Third, don’t buy that junk in the first place! Never, never go grocery shopping when you are hungry, obviously, but also, stick to a grocery list. It always helps me stay more focused and gives another guardrail when I want to start throwing Doritos into my cart. Another problem I deal with is not knowing what “healthy” foods to buy unless I actually know what I am going to turn them into when I get home. Planning meals before I shop gives me direction, and then I can be excited about the chicken soup I plan to cook instead of looking at the celery going, “You don’t look that appetizing. I would rather have deli mac and cheese.” 

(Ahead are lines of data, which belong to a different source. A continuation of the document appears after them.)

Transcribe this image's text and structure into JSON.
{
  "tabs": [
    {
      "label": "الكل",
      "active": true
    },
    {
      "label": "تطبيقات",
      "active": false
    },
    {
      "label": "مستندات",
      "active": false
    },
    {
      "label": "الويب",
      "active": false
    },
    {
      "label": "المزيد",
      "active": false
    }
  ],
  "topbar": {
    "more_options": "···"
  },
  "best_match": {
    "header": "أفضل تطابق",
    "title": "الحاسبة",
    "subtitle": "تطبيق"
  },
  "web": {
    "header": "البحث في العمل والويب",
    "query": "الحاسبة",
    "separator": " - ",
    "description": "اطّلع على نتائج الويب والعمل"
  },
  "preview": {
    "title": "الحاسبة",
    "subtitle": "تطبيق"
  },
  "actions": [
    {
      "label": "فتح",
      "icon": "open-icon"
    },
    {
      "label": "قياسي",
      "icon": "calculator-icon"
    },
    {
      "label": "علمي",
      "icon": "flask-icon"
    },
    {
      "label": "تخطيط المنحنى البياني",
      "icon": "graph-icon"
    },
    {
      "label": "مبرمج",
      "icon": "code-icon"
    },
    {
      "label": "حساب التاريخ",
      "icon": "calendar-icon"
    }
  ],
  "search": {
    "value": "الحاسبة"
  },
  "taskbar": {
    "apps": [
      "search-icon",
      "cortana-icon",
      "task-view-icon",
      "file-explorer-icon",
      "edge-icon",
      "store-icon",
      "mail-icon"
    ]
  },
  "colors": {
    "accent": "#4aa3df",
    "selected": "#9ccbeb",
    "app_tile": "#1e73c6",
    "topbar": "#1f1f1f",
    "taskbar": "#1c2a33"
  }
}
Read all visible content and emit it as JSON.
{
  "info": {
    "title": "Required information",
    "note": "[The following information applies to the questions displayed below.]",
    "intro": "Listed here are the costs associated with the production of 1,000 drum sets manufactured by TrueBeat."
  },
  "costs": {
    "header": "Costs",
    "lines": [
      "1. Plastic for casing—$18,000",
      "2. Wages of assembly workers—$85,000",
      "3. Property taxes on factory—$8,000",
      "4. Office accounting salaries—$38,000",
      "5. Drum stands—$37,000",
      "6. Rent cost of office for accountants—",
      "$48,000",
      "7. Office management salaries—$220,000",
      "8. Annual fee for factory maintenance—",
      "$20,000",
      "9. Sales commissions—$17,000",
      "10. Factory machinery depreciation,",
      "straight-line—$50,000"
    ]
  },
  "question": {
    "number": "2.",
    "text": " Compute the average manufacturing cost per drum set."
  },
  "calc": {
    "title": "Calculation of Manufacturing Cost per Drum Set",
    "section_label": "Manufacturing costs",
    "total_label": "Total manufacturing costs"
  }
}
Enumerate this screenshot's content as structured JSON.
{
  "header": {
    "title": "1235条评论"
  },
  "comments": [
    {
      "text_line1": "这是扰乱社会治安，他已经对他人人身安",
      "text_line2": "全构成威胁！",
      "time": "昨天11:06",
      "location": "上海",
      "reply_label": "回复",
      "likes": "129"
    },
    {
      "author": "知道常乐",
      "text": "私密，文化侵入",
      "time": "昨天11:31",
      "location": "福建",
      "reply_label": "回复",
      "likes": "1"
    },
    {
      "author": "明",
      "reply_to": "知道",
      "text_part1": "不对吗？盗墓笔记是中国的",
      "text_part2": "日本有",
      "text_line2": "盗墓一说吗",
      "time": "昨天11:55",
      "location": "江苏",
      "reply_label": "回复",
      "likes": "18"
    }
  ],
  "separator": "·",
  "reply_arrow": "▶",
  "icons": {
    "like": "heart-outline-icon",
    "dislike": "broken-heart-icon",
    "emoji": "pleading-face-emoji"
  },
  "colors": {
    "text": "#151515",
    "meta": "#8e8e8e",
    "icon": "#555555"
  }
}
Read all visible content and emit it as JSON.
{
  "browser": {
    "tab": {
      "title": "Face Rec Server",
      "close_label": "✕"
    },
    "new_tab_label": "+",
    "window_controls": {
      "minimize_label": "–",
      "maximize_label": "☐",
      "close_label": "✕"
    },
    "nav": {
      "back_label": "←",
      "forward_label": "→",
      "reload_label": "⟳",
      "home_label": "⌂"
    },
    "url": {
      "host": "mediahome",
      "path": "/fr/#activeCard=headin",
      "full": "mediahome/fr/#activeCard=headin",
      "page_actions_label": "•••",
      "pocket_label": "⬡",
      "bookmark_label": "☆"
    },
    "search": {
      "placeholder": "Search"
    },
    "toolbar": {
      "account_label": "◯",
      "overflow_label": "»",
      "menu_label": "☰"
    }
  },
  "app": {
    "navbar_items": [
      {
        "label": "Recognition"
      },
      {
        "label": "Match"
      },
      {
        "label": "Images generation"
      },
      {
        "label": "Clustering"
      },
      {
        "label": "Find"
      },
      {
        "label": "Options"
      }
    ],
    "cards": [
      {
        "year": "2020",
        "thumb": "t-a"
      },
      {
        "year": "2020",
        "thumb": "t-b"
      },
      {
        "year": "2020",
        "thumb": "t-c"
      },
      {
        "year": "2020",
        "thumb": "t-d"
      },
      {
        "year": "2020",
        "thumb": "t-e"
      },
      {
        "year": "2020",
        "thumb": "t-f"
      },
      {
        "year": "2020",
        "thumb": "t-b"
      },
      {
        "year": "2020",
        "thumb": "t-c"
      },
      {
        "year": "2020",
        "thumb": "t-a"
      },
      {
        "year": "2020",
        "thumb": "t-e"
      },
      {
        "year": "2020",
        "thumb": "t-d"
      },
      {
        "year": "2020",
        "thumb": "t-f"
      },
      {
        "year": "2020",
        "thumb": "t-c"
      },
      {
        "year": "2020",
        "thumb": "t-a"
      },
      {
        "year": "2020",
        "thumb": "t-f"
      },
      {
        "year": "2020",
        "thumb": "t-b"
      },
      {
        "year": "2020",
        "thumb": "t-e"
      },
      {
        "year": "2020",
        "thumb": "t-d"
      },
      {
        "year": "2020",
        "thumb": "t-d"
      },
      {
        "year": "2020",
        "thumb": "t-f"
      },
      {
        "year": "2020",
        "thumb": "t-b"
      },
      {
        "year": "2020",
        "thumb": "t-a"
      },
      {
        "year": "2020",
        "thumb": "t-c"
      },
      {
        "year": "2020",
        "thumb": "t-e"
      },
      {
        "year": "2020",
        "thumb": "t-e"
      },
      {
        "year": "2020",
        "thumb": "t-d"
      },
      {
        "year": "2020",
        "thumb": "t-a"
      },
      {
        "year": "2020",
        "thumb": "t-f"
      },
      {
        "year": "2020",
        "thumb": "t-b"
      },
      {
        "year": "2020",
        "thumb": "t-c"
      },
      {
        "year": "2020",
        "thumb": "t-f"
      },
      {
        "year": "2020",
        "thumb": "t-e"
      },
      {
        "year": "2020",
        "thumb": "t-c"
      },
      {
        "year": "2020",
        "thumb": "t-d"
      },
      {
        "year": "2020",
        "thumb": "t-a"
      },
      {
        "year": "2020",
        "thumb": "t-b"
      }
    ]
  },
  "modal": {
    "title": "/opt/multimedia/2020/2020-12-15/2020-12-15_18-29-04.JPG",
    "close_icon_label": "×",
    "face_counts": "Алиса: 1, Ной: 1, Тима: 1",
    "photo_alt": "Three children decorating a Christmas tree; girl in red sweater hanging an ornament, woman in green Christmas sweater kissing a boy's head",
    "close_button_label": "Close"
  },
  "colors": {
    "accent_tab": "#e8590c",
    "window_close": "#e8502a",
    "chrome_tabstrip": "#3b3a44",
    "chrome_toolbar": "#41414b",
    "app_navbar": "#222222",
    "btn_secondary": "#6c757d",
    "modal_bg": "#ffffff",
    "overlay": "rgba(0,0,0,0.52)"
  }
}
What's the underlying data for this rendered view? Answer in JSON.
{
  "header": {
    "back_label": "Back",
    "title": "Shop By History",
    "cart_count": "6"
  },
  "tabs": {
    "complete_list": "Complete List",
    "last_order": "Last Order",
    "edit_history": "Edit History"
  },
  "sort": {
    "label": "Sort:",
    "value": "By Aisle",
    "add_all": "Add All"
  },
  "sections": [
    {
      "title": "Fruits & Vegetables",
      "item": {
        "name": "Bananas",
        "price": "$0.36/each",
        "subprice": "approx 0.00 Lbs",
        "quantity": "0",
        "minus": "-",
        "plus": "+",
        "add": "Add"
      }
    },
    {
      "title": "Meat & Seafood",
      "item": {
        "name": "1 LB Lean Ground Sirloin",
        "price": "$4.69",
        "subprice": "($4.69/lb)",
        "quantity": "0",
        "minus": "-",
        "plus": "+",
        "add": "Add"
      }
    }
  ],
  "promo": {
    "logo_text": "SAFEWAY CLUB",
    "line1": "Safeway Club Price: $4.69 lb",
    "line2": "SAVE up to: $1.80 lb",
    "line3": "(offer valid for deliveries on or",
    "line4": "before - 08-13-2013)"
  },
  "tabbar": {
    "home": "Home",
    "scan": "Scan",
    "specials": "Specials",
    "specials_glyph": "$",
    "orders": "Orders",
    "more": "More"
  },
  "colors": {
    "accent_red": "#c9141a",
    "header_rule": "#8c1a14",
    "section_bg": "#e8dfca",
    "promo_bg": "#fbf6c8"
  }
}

Four, after you have emptied your house of all those temptations, fill it back up again with healthy things you actually enjoy, and are already ready to eat! The latter part of that is key. If I have veggies in my fridge but they are not chopped and ready to eat, I usually won’t eat them. It is too much hassle in the moment. Also, if I don’t have a dip I like to eat them with, they will just rot in the drawer. I always keep a good supply of my favorite hummus or ranch, and I try to buy veggies or salads that are already chopped and ready. Another option is to take some time to chop them yourself one evening for the entire week to save some dough. 

The same is true for healthy meals. Sometimes, it just takes waaaaaay too long to cook a real, healthy meal, especially with kids at my heels begging for food. That is why I try to cook all of my meat for the week in one evening, so that the rest of the week, I can throw it into things quickly and create meals in half the time. So if I have to cook ground beef for tacos, I usually cook three pounds of it and only season half with taco seasoning, so we can use the rest for spaghetti sauce, or stroganoff, or sloppy Joes later on. Set yourself up to succeed. 

Let’s review: 

  1. Purge the house except for things that don’t tempt you. 
  2. Say “No thank you” to leftovers, or throw them away.
  3. Don’t buy junk in the first place by staying focused at the store with a list and a meal plan.
  4. Fill your house with healthy foods you like and pre-chop or pre-cook the time-consuming foods all in one go for the entire week.

Another way we can pre-commit to be healthy is by including other people or even money into the equation. Let’s move to exercise this time. 

If I have pre-committed to meeting with a friend to go on a walk, it makes it that much harder to cancel. Or even more powerful, if I have told my kids we are going on a walk to the park later, you better believe they will keep me accountable to it! If we can enlist our friends, our spouse, or even our kids to exercise with us, it makes our commitment that much stronger. Another way to do this is to sign up for a class. Mentally you have pre-committed to going to the class, so it doesn’t take nearly as much willpower to get yourself there, especially if you have invested some money, too. Maybe right now, you need to make the investment in your health and find an exercise class that you really enjoy. It might make all the difference for you. 

Another worthy investment is quality workout clothes. I know for me if I am embarrassed or uncomfortable in the clothes I am wearing to work out, I am much less likely to do it. I hate spending money almost as much as I hate wasting food, but in the long run, I am making an investment in my lifelong health. That is worth a quality pair of shoes that don’t make my knees hurt when I am running. Pro tip: Proper shoes can do a lot to eliminate aches and pains when exercising. Do some research and find a really good pair if you suffer from some of these symptoms. 

So, with exercise:

  1. Include other people in your exercise plans, or sign up for a class.
  2. Invest in quality workout clothes that make working out enjoyable and comfortable.

There are a lot more things we can do to set ourselves up for success in healthy living, be that finding new restaurants for date night that have healthier options or partnering with a friend to swap babysitting for each other’s workout times. We can be in control of our environment, and more importantly, in control of how much we allow ourselves to be tempted. Find what works for you, but don’t let the siren-songs of unhealthy choices lure you into the water. Strap yourself to the goals you made and sail confidently through the vast oceans of temptation. You can do this!